Event management can be daunting even if when you’re experienced. Here’s a few tips to get you started on planning your event.

Event management red carpet

Roll out the red carpet

Tip 1: Even if you’re not the most organised person in the world here are some tools to help beginners in event management:

Event Brief: No matter what the event is the first thing you must do is prepare a summary or an Event Brief using the 5 Ws: Who, What, Why, Where, When.

  • What: What type of event is it (formal dinner, conference, staff christmas party)?
  • Why: What is the purpose of the event? eg. To entertain business clients, is it an educational event, a fundraising event?
  • Who: Who will attend?
  • Where: Where will the event be held?
  • When: When will it take place?

Whether you’re a team of 1 or 5 it is good practice to do this, once you have a complete understanding of what the event is about, the organisation part should be a lot easier. Let’s not forget your budget, unless you have an unlimited budget which you won’t, you need to know how much you have to spend before you start organising your event.

Event Brief Template

Production Schedule: The next step is to make a list of everything you/your colleagues need to do to make the event happen. When I say make a list of everything I mean EVERYTHING. The old saying ‘The devil is in the detail’ is alive and well in event management so even the tiniest job needs to be written down or you may forget to do it. A production schedule consists of your tasks, deadlines, who is responsible for various tasks and any other relevant information you want to include such your budget and suppliers contact details.

There are various software packages and project management tools you can use to manage your production schedule. A super tool is called basecamp, to summarize you simply set up users so they can access your production schedule and update. This is a great tool if there are a number of people involved, it will reduce the number of emails you need to send as all of the event information is contained in the document and can be updated in real-time.

I’ve used excel in all events that I’ve organised, mainly due to the fact that my budget wouldn’t allow me to purchase project management software. It’s worked for me as I’ve been in small teams of 2 and 3 people so is quite manageable. Even if your team is small but you have a number of other colleagues who will be involved you should think about using something a bit more sophisticated.

Tip 2: Regular meetings with your colleagues is a must to keep on top of event management:

Depending on how soon the event is due to take place you should really meet with colleagues every week to 2 weeks. 6 weeks in advance of the event you should certainly meet once a week to go through the production schedule and monitor progress. Record action points at the meeting so everyone knows what they need to do and when it must be done by. This should be sent immediately after each meeting and form the basis of your agenda at the next meeting. This may seem like adding more work to your already over loaded role but trust me, not only will it avoid oversights but your colleagues will find it very useful too.

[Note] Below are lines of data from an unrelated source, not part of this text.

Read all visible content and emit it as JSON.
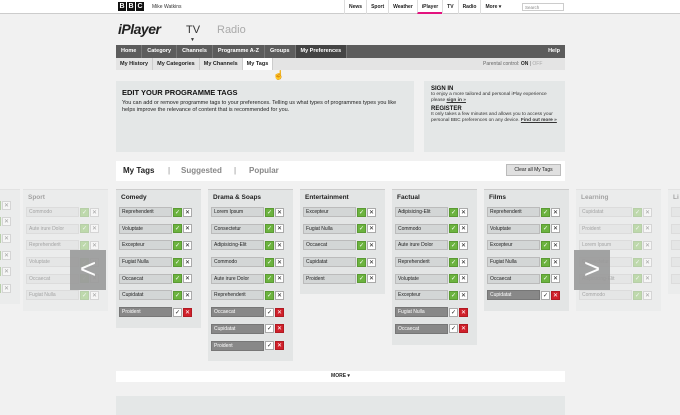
{
  "bbc_bar": {
    "logo": [
      "B",
      "B",
      "C"
    ],
    "user_name": "Mike Watkins",
    "nav": [
      "News",
      "Sport",
      "Weather",
      "iPlayer",
      "TV",
      "Radio",
      "More ▾"
    ],
    "active_nav": "iPlayer",
    "search_placeholder": "Search"
  },
  "header": {
    "logo": "iPlayer",
    "tv": "TV",
    "radio": "Radio"
  },
  "main_nav": {
    "items": [
      "Home",
      "Category",
      "Channels",
      "Programme A-Z",
      "Groups",
      "My Preferences"
    ],
    "active": "My Preferences",
    "help": "Help"
  },
  "sub_nav": {
    "items": [
      "My History",
      "My Categories",
      "My Channels",
      "My Tags"
    ],
    "active": "My Tags",
    "parental_label": "Parental control:",
    "parental_on": "ON",
    "parental_off": "OFF"
  },
  "edit_box": {
    "title": "EDIT YOUR PROGRAMME TAGS",
    "description": "You can add or remove programme tags to your preferences. Telling us what types of programmes types you like helps improve the relevance of content that is recommended for you."
  },
  "sign_box": {
    "sign_in_title": "SIGN IN",
    "sign_in_text": "to enjoy a more tailored and personal iPlay experience please",
    "sign_in_link": "sign in »",
    "register_title": "REGISTER",
    "register_text": "It only takes a few minutes and allows you to access your personal BBC preferences on any device.",
    "register_link": "Find out more »"
  },
  "tabs": {
    "my_tags": "My Tags",
    "separator": "|",
    "suggested": "Suggested",
    "popular": "Popular",
    "clear_all": "Clear all My Tags"
  },
  "categories": [
    {
      "title": "",
      "faded": true,
      "tags": [
        {
          "name": "",
          "state": "on"
        },
        {
          "name": "",
          "state": "on"
        },
        {
          "name": "",
          "state": "on"
        },
        {
          "name": "",
          "state": "on"
        },
        {
          "name": "",
          "state": "on"
        },
        {
          "name": "",
          "state": "on"
        }
      ]
    },
    {
      "title": "Sport",
      "faded": true,
      "tags": [
        {
          "name": "Commodo",
          "state": "on"
        },
        {
          "name": "Aute irure Dolor",
          "state": "on"
        },
        {
          "name": "Reprehenderit",
          "state": "on"
        },
        {
          "name": "Voluptate",
          "state": "on"
        },
        {
          "name": "Occaecat",
          "state": "on"
        },
        {
          "name": "Fugiat Nulla",
          "state": "on"
        }
      ]
    },
    {
      "title": "Comedy",
      "faded": false,
      "tags": [
        {
          "name": "Reprehenderit",
          "state": "on"
        },
        {
          "name": "Voluptate",
          "state": "on"
        },
        {
          "name": "Excepteur",
          "state": "on"
        },
        {
          "name": "Fugiat Nulla",
          "state": "on"
        },
        {
          "name": "Occaecat",
          "state": "on"
        },
        {
          "name": "Cupidatat",
          "state": "on"
        },
        {
          "name": "Proident",
          "state": "off"
        }
      ]
    },
    {
      "title": "Drama & Soaps",
      "faded": false,
      "tags": [
        {
          "name": "Lorem Ipsum",
          "state": "on"
        },
        {
          "name": "Consectetur",
          "state": "on"
        },
        {
          "name": "Adipisicing-Elit",
          "state": "on"
        },
        {
          "name": "Commodo",
          "state": "on"
        },
        {
          "name": "Aute irure Dolor",
          "state": "on"
        },
        {
          "name": "Reprehenderit",
          "state": "on"
        },
        {
          "name": "Occaecat",
          "state": "off"
        },
        {
          "name": "Cupidatat",
          "state": "off"
        },
        {
          "name": "Proident",
          "state": "off"
        }
      ]
    },
    {
      "title": "Entertainment",
      "faded": false,
      "tags": [
        {
          "name": "Excepteur",
          "state": "on"
        },
        {
          "name": "Fugiat Nulla",
          "state": "on"
        },
        {
          "name": "Occaecat",
          "state": "on"
        },
        {
          "name": "Cupidatat",
          "state": "on"
        },
        {
          "name": "Proident",
          "state": "on"
        }
      ]
    },
    {
      "title": "Factual",
      "faded": false,
      "tags": [
        {
          "name": "Adipisicing-Elit",
          "state": "on"
        },
        {
          "name": "Commodo",
          "state": "on"
        },
        {
          "name": "Aute irure Dolor",
          "state": "on"
        },
        {
          "name": "Reprehenderit",
          "state": "on"
        },
        {
          "name": "Voluptate",
          "state": "on"
        },
        {
          "name": "Excepteur",
          "state": "on"
        },
        {
          "name": "Fugiat Nulla",
          "state": "off"
        },
        {
          "name": "Occaecat",
          "state": "off"
        }
      ]
    },
    {
      "title": "Films",
      "faded": false,
      "tags": [
        {
          "name": "Reprehenderit",
          "state": "on"
        },
        {
          "name": "Voluptate",
          "state": "on"
        },
        {
          "name": "Excepteur",
          "state": "on"
        },
        {
          "name": "Fugiat Nulla",
          "state": "on"
        },
        {
          "name": "Occaecat",
          "state": "on"
        },
        {
          "name": "Cupidatat",
          "state": "off"
        }
      ]
    },
    {
      "title": "Learning",
      "faded": true,
      "tags": [
        {
          "name": "Cupidatat",
          "state": "on"
        },
        {
          "name": "Proident",
          "state": "on"
        },
        {
          "name": "Lorem Ipsum",
          "state": "on"
        },
        {
          "name": "Consectetur",
          "state": "on"
        },
        {
          "name": "Adipisicing-Elit",
          "state": "on"
        },
        {
          "name": "Commodo",
          "state": "on"
        }
      ]
    },
    {
      "title": "Li",
      "faded": true,
      "tags": [
        {
          "name": "",
          "state": "on"
        },
        {
          "name": "",
          "state": "on"
        },
        {
          "name": "",
          "state": "on"
        },
        {
          "name": "",
          "state": "on"
        },
        {
          "name": "",
          "state": "on"
        }
      ]
    }
  ],
  "arrows": {
    "left": "<",
    "right": ">"
  },
  "more_button": "MORE ▾",
  "colors": {
    "check_green": "#6cb33f",
    "remove_red": "#d0202a",
    "nav_dark": "#5c5c5c",
    "accent_pink": "#e3127e"
  }
}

Guidelines for effective meetings

What’s next?

Well, that’s enough for the moment! Checkout my blog next week when I’ll give you an overview of exactly what your production schedule should contain, recommendations for managing it as well as your budget.